Goal of the exercise: Below are some records. Pull every line that contains the word "title".

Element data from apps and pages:
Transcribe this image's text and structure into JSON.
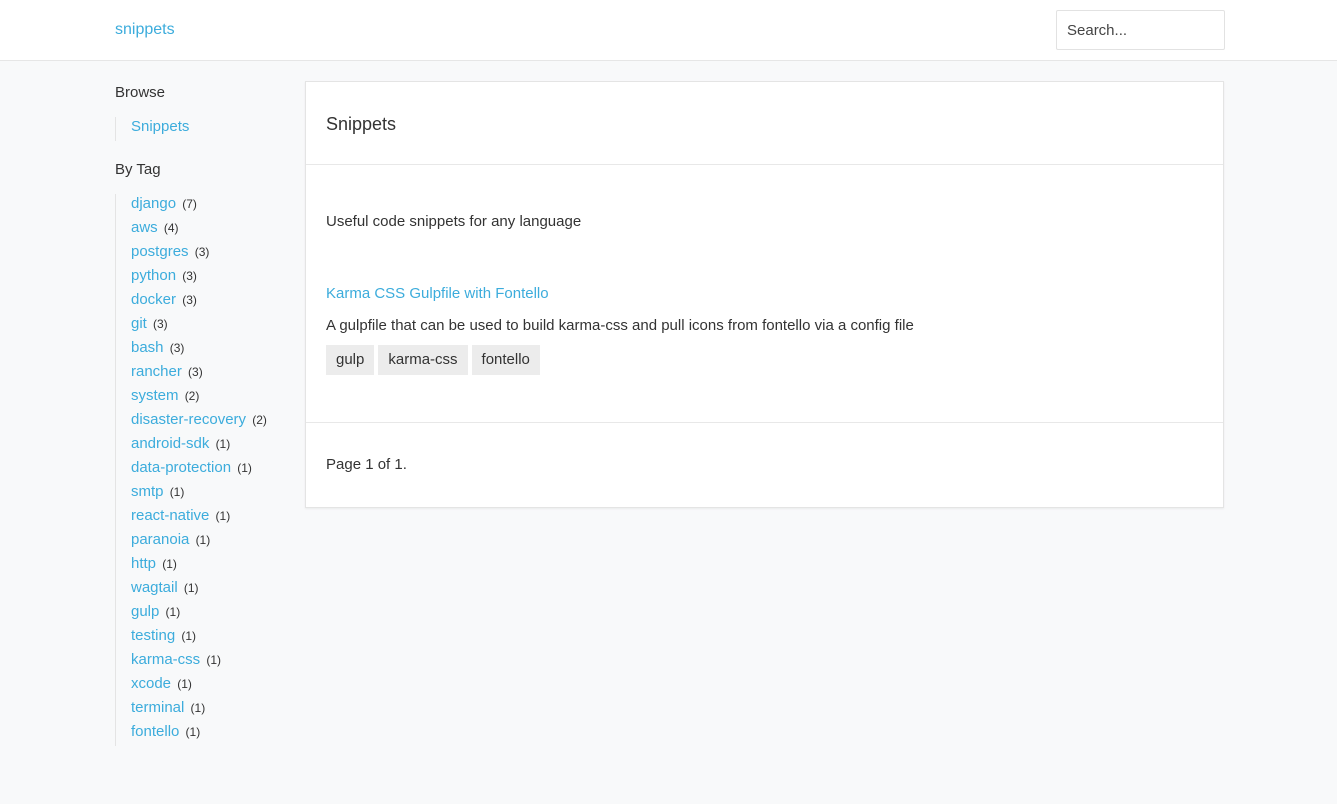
{
  "header": {
    "brand": "snippets",
    "search_placeholder": "Search..."
  },
  "sidebar": {
    "browse_heading": "Browse",
    "browse_items": [
      {
        "label": "Snippets"
      }
    ],
    "tag_heading": "By Tag",
    "tags": [
      {
        "label": "django",
        "count": "(7)"
      },
      {
        "label": "aws",
        "count": "(4)"
      },
      {
        "label": "postgres",
        "count": "(3)"
      },
      {
        "label": "python",
        "count": "(3)"
      },
      {
        "label": "docker",
        "count": "(3)"
      },
      {
        "label": "git",
        "count": "(3)"
      },
      {
        "label": "bash",
        "count": "(3)"
      },
      {
        "label": "rancher",
        "count": "(3)"
      },
      {
        "label": "system",
        "count": "(2)"
      },
      {
        "label": "disaster-recovery",
        "count": "(2)"
      },
      {
        "label": "android-sdk",
        "count": "(1)"
      },
      {
        "label": "data-protection",
        "count": "(1)"
      },
      {
        "label": "smtp",
        "count": "(1)"
      },
      {
        "label": "react-native",
        "count": "(1)"
      },
      {
        "label": "paranoia",
        "count": "(1)"
      },
      {
        "label": "http",
        "count": "(1)"
      },
      {
        "label": "wagtail",
        "count": "(1)"
      },
      {
        "label": "gulp",
        "count": "(1)"
      },
      {
        "label": "testing",
        "count": "(1)"
      },
      {
        "label": "karma-css",
        "count": "(1)"
      },
      {
        "label": "xcode",
        "count": "(1)"
      },
      {
        "label": "terminal",
        "count": "(1)"
      },
      {
        "label": "fontello",
        "count": "(1)"
      }
    ]
  },
  "main": {
    "title": "Snippets",
    "description": "Useful code snippets for any language",
    "snippets": [
      {
        "title": "Karma CSS Gulpfile with Fontello",
        "description": "A gulpfile that can be used to build karma-css and pull icons from fontello via a config file",
        "tags": [
          "gulp",
          "karma-css",
          "fontello"
        ]
      }
    ],
    "pagination": "Page 1 of 1."
  },
  "colors": {
    "link": "#3cacdc",
    "background": "#f8f9fa",
    "card": "#ffffff",
    "tag_bg": "#ececec"
  }
}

Result for this task:
    "title": "Snippets",
        "title": "Karma CSS Gulpfile with Fontello",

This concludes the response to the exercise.